*** Opening Recorded information ***

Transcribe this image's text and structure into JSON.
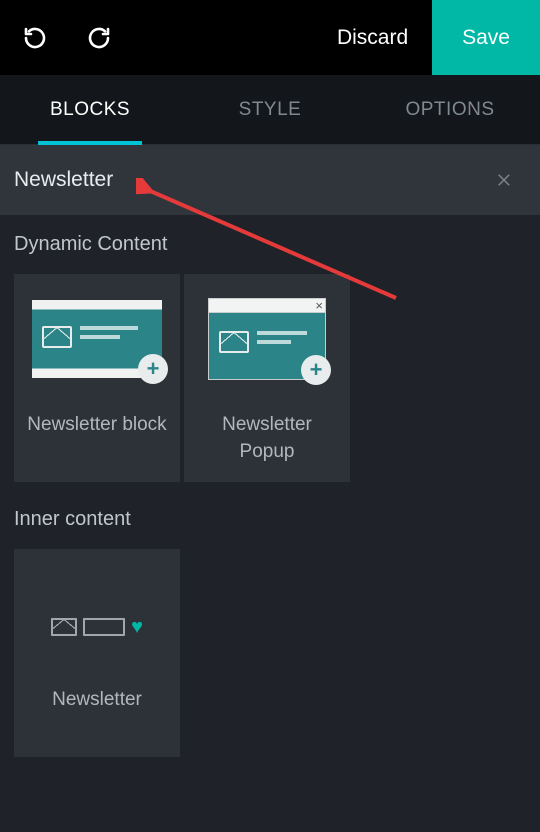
{
  "topbar": {
    "discard_label": "Discard",
    "save_label": "Save"
  },
  "tabs": {
    "blocks_label": "BLOCKS",
    "style_label": "STYLE",
    "options_label": "OPTIONS"
  },
  "search": {
    "value": "Newsletter"
  },
  "sections": {
    "dynamic_title": "Dynamic Content",
    "inner_title": "Inner content"
  },
  "blocks": {
    "newsletter_block_label": "Newsletter block",
    "newsletter_popup_label": "Newsletter Popup",
    "newsletter_inner_label": "Newsletter"
  },
  "colors": {
    "accent": "#00b8a5",
    "tab_underline": "#00c4d6"
  }
}
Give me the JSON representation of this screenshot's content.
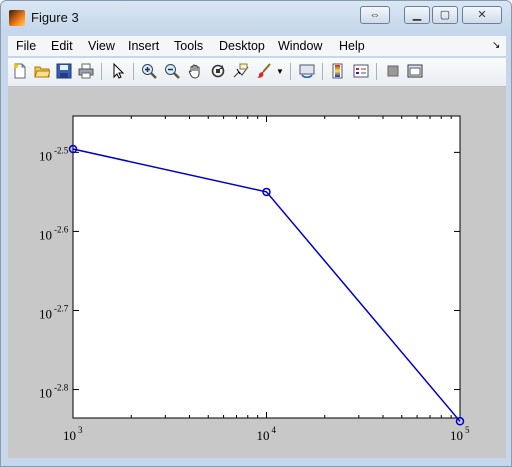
{
  "window": {
    "title": "Figure 3"
  },
  "menu": [
    "File",
    "Edit",
    "View",
    "Insert",
    "Tools",
    "Desktop",
    "Window",
    "Help"
  ],
  "toolbar_icons": [
    "new-figure-icon",
    "open-file-icon",
    "save-icon",
    "print-icon",
    "pointer-icon",
    "zoom-in-icon",
    "zoom-out-icon",
    "pan-icon",
    "rotate-3d-icon",
    "data-cursor-icon",
    "brush-icon",
    "link-plot-icon",
    "colorbar-icon",
    "legend-icon",
    "hide-plot-tools-icon",
    "show-plot-tools-icon"
  ],
  "chart_data": {
    "type": "line",
    "x_scale": "log",
    "y_scale": "log",
    "x": [
      1000,
      10000,
      100000
    ],
    "y": [
      0.003193,
      0.002818,
      0.001445
    ],
    "xlim": [
      1000,
      100000
    ],
    "ylim_exponents": [
      -2.836,
      -2.454
    ],
    "x_ticks": [
      {
        "base": "10",
        "exp": "3"
      },
      {
        "base": "10",
        "exp": "4"
      },
      {
        "base": "10",
        "exp": "5"
      }
    ],
    "y_ticks": [
      {
        "base": "10",
        "exp": "-2.5",
        "value": -2.5
      },
      {
        "base": "10",
        "exp": "-2.6",
        "value": -2.6
      },
      {
        "base": "10",
        "exp": "-2.7",
        "value": -2.7
      },
      {
        "base": "10",
        "exp": "-2.8",
        "value": -2.8
      }
    ],
    "line_color": "#0000cc",
    "marker": "circle"
  }
}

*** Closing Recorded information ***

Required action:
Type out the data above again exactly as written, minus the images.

Task answer:
Transcribe this image's text and structure into JSON.
{
  "topbar": {
    "discard_label": "Discard",
    "save_label": "Save"
  },
  "tabs": {
    "blocks_label": "BLOCKS",
    "style_label": "STYLE",
    "options_label": "OPTIONS"
  },
  "search": {
    "value": "Newsletter"
  },
  "sections": {
    "dynamic_title": "Dynamic Content",
    "inner_title": "Inner content"
  },
  "blocks": {
    "newsletter_block_label": "Newsletter block",
    "newsletter_popup_label": "Newsletter Popup",
    "newsletter_inner_label": "Newsletter"
  },
  "colors": {
    "accent": "#00b8a5",
    "tab_underline": "#00c4d6"
  }
}
Give me the JSON representation of this screenshot's content.
{
  "window": {
    "title": "Figure 3"
  },
  "menu": [
    "File",
    "Edit",
    "View",
    "Insert",
    "Tools",
    "Desktop",
    "Window",
    "Help"
  ],
  "toolbar_icons": [
    "new-figure-icon",
    "open-file-icon",
    "save-icon",
    "print-icon",
    "pointer-icon",
    "zoom-in-icon",
    "zoom-out-icon",
    "pan-icon",
    "rotate-3d-icon",
    "data-cursor-icon",
    "brush-icon",
    "link-plot-icon",
    "colorbar-icon",
    "legend-icon",
    "hide-plot-tools-icon",
    "show-plot-tools-icon"
  ],
  "chart_data": {
    "type": "line",
    "x_scale": "log",
    "y_scale": "log",
    "x": [
      1000,
      10000,
      100000
    ],
    "y": [
      0.003193,
      0.002818,
      0.001445
    ],
    "xlim": [
      1000,
      100000
    ],
    "ylim_exponents": [
      -2.836,
      -2.454
    ],
    "x_ticks": [
      {
        "base": "10",
        "exp": "3"
      },
      {
        "base": "10",
        "exp": "4"
      },
      {
        "base": "10",
        "exp": "5"
      }
    ],
    "y_ticks": [
      {
        "base": "10",
        "exp": "-2.5",
        "value": -2.5
      },
      {
        "base": "10",
        "exp": "-2.6",
        "value": -2.6
      },
      {
        "base": "10",
        "exp": "-2.7",
        "value": -2.7
      },
      {
        "base": "10",
        "exp": "-2.8",
        "value": -2.8
      }
    ],
    "line_color": "#0000cc",
    "marker": "circle"
  }
}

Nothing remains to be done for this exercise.